Make your own free website on Tripod.com

Moose actually wrote this before my Wilbur Smith page was ever started. He graciously gave me permission to use his review of 'River God' (as you can see). You can send Moose your comments Here! or visit his Shareware and Emulation Valley Web Page.


Book Review : River God by Wilbur Smith

I only started reading River God because it was highly recommended to me by someone. However, once I started reading it, I couldn't put it down. It haunted my dreams at night, and I couldn't stop thinking about it during the day.

Hollywood called the Ben Hur movie an Epic, and I used to believe them. But then I read River God, and I now understand what the word Epic really means.

River God is a well written book and is an excellent read.

The book is based upon the life of an Egyptian slave, named Taita, and it follows Taita through his adult life.

At this time, the Egyptian Empire is at its peak, but just starting to decline.

Pharoh Mamose is a weak ruler, and due to his indecision and weakness, bandits are everywhere in Egypt, corrupt Lords and Officials abound, and Pharoh's Double Crown is under threat from over ambitious and ever so devious Lords.

To top it all of, the Egyptian economy is in a bit of a mess. The country is being plundered by the ever more lavish Burial Chambers with their ever increasing stock piles of treasure that successive Pharohs are demanding.

From the time a Pharoh is born, stock piles of treasure start being amassed and construction begins on his burial chamber.

However, the Palaces occupied during the life of the Pharoh are far more modest than his eventual Burial Chambers.

Unlike the vast majority of slaves, Taita manages to become a personal servant of one of the Lords of Egypt, Lord Intef, and leads a fairly comfortable life.

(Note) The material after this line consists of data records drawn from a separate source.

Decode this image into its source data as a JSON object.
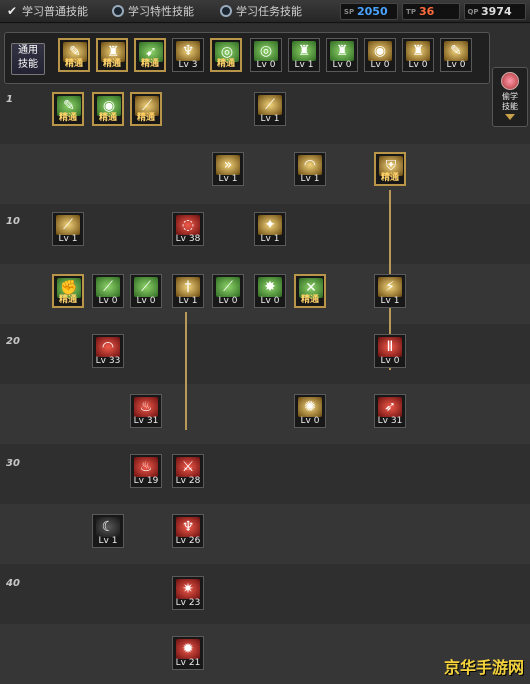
{
  "tabs": [
    {
      "label": "学习普通技能",
      "icon": "check-icon"
    },
    {
      "label": "学习特性技能",
      "icon": "radio-icon"
    },
    {
      "label": "学习任务技能",
      "icon": "radio-icon"
    }
  ],
  "points": [
    {
      "tag": "SP",
      "value": "2050",
      "color": "#4aa3ff"
    },
    {
      "tag": "TP",
      "value": "36",
      "color": "#ff6a3a"
    },
    {
      "tag": "QP",
      "value": "3974",
      "color": "#dddddd"
    }
  ],
  "common": {
    "label_line1": "通用",
    "label_line2": "技能"
  },
  "side_panel": {
    "line1": "偷学",
    "line2": "技能"
  },
  "levels": [
    "1",
    "10",
    "20",
    "30",
    "40"
  ],
  "common_skills": [
    {
      "cap": "精通",
      "color": "y",
      "gold": true,
      "icon": "scroll-icon"
    },
    {
      "cap": "精通",
      "color": "y",
      "gold": true,
      "icon": "figure-icon"
    },
    {
      "cap": "精通",
      "color": "g",
      "gold": true,
      "icon": "runner-icon"
    },
    {
      "cap": "Lv 3",
      "color": "y",
      "gold": false,
      "icon": "wings-icon"
    },
    {
      "cap": "精通",
      "color": "g",
      "gold": true,
      "icon": "target-icon"
    },
    {
      "cap": "Lv 0",
      "color": "g",
      "gold": false,
      "icon": "target-icon"
    },
    {
      "cap": "Lv 1",
      "color": "g",
      "gold": false,
      "icon": "figure-icon"
    },
    {
      "cap": "Lv 0",
      "color": "g",
      "gold": false,
      "icon": "figure-icon"
    },
    {
      "cap": "Lv 0",
      "color": "y",
      "gold": false,
      "icon": "eye-icon"
    },
    {
      "cap": "Lv 0",
      "color": "y",
      "gold": false,
      "icon": "figure-icon"
    },
    {
      "cap": "Lv 0",
      "color": "y",
      "gold": false,
      "icon": "scroll-icon"
    }
  ],
  "tree_skills": [
    {
      "cap": "精通",
      "color": "g",
      "gold": true,
      "icon": "scroll-icon"
    },
    {
      "cap": "精通",
      "color": "g",
      "gold": true,
      "icon": "eye-icon"
    },
    {
      "cap": "精通",
      "color": "y",
      "gold": true,
      "icon": "claw-icon"
    },
    {
      "cap": "Lv 1",
      "color": "y",
      "gold": false,
      "icon": "slash-icon"
    },
    {
      "cap": "Lv 1",
      "color": "y",
      "gold": false,
      "icon": "arrows-icon"
    },
    {
      "cap": "Lv 1",
      "color": "y",
      "gold": false,
      "icon": "swoosh-icon"
    },
    {
      "cap": "精通",
      "color": "y",
      "gold": true,
      "icon": "shield-icon"
    },
    {
      "cap": "Lv 1",
      "color": "y",
      "gold": false,
      "icon": "slash-icon"
    },
    {
      "cap": "Lv 38",
      "color": "r",
      "gold": false,
      "icon": "swirl-icon"
    },
    {
      "cap": "Lv 1",
      "color": "y",
      "gold": false,
      "icon": "sparkle-icon"
    },
    {
      "cap": "精通",
      "color": "g",
      "gold": true,
      "icon": "fist-icon"
    },
    {
      "cap": "Lv 0",
      "color": "g",
      "gold": false,
      "icon": "blade-icon"
    },
    {
      "cap": "Lv 0",
      "color": "g",
      "gold": false,
      "icon": "blade-icon"
    },
    {
      "cap": "Lv 1",
      "color": "y",
      "gold": false,
      "icon": "sword-icon"
    },
    {
      "cap": "Lv 0",
      "color": "g",
      "gold": false,
      "icon": "blade-icon"
    },
    {
      "cap": "Lv 0",
      "color": "g",
      "gold": false,
      "icon": "burst-icon"
    },
    {
      "cap": "精通",
      "color": "g",
      "gold": true,
      "icon": "cross-icon"
    },
    {
      "cap": "Lv 1",
      "color": "y",
      "gold": false,
      "icon": "strike-icon"
    },
    {
      "cap": "Lv 33",
      "color": "r",
      "gold": false,
      "icon": "swoosh-icon"
    },
    {
      "cap": "Lv 0",
      "color": "r",
      "gold": false,
      "icon": "pillar-icon"
    },
    {
      "cap": "Lv 31",
      "color": "r",
      "gold": false,
      "icon": "flame-icon"
    },
    {
      "cap": "Lv 0",
      "color": "y",
      "gold": false,
      "icon": "explosion-icon"
    },
    {
      "cap": "Lv 31",
      "color": "r",
      "gold": false,
      "icon": "stab-icon"
    },
    {
      "cap": "Lv 19",
      "color": "r",
      "gold": false,
      "icon": "flame-icon"
    },
    {
      "cap": "Lv 28",
      "color": "r",
      "gold": false,
      "icon": "swords-icon"
    },
    {
      "cap": "Lv 1",
      "color": "k",
      "gold": false,
      "icon": "moon-icon"
    },
    {
      "cap": "Lv 26",
      "color": "r",
      "gold": false,
      "icon": "phoenix-icon"
    },
    {
      "cap": "Lv 23",
      "color": "r",
      "gold": false,
      "icon": "star-icon"
    },
    {
      "cap": "Lv 21",
      "color": "r",
      "gold": false,
      "icon": "blast-icon"
    }
  ],
  "watermark": "京华手游网"
}
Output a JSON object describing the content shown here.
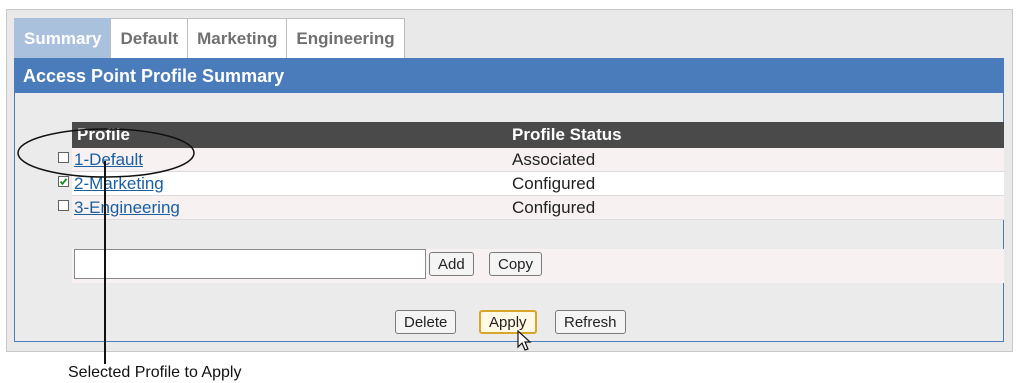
{
  "tabs": [
    "Summary",
    "Default",
    "Marketing",
    "Engineering"
  ],
  "panel": {
    "title": "Access Point Profile Summary"
  },
  "table": {
    "headers": [
      "Profile",
      "Profile Status"
    ],
    "rows": [
      {
        "profile": "1-Default",
        "status": "Associated",
        "checked": false
      },
      {
        "profile": "2-Marketing",
        "status": "Configured",
        "checked": true
      },
      {
        "profile": "3-Engineering",
        "status": "Configured",
        "checked": false
      }
    ]
  },
  "add": {
    "value": "",
    "add_label": "Add",
    "copy_label": "Copy"
  },
  "actions": {
    "delete_label": "Delete",
    "apply_label": "Apply",
    "refresh_label": "Refresh"
  },
  "annotation": {
    "label": "Selected Profile to Apply"
  },
  "icons": [
    "checkbox-icon",
    "checkmark-icon",
    "mouse-cursor-icon"
  ]
}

While working for Lord Intef, Taita constantly amazes his master and others around him with his inventiveness and intelligence, and very quickly earns a high regard and reputation.

However, Taita (when still a young man) is caught making love to another slave by his Master.

It is at this time that Taita finds out just what sort of Master he has. Without a second though, Lord Intef orders that Taita be castrated and his penis and both testicles are cut off with a sharp knife. However, as a small consolation, his male organs are not thrown to the crocodiles but are given to him in a jar.

This is so that when he dies, he can be buried with his male organs. This will ensure (according to popular belief at the time) that in his next life he will be a whole man again.

Following this event, Taita learns the wicked web of deceit, deception, and corruption his Master in practising.

Nothing is below Lord Intef. He attempts to use his daughter, Lostris, (his only child) to gain advantage and boost his position in Egypt to the point where he can overthrow the Pharoh and wear the Double Crown for himself.

However, Lostris is in love with, Tanus, a brave and valiant warrior in the Egyptian army.

When Lord Intef learns of this love, he sends his henchmen to murder Tanus, but the attempts fail, mainly due to the warnings Taita secretly sends.

Throughout it all, Taita is forced to use all his considerable influence, to try and keep himself, Lostris, and Tanus alive.

I can't say too much here, because I don't want to spoil the story for anyone planning to read the book.

Suffice to say, the book follows Taita throughout his life. Through Taita's eyes, we witness the invasion of Egypt by a ruthless army, the murder of the Pharoh, numerous attempted murders of Tanus, Lostris, and Taita himself. Eventually, the remnants of the Egyptian Empire are forced to flee Egypt completely with the invading army hot on their heels.

With just 10,000 homeless survivors, they face the insurmountable challenge of finding a new home in which to hide from the enemy, and then start the process of building up an army in which to reclaim their country again.

This process takes over 10 years, and involves numerous adventures and problems.

At the end of the book, there is an incredible battle, which is fought against insurmountable odds, but once again Taita's genius comes into play to even the odds slightly.

What is amazing about River God is that the story is based on real life events that occurred around 1780 BC in Egypt.

In 1988, 10 jars full of scrolls hidden in the wall of an Egyptian tomb in the Valley of the Nobles were discovered. The hieratic script on the scrolls was translated, and the scrolls were carbon dated to determine their age. River God is based on the information these scrolls contained.

What is reassuring about this story is that over the past 3,800 years, human nature has not changed at all. There have always been evil people and good people. There have always been heroes and villains. Humans still have the same desires, needs, ambitions, faults, strengths, and weaknesses as they did 3,800 years ago.

River God is basically about an epic journey, a heroic battle, and enduring love.

I highly recommend River God to anyone who enjoys a really good book.


Moose's Rating : 9 / 10


The above review is Copyright © Moose O'Malley, October 13, 1996.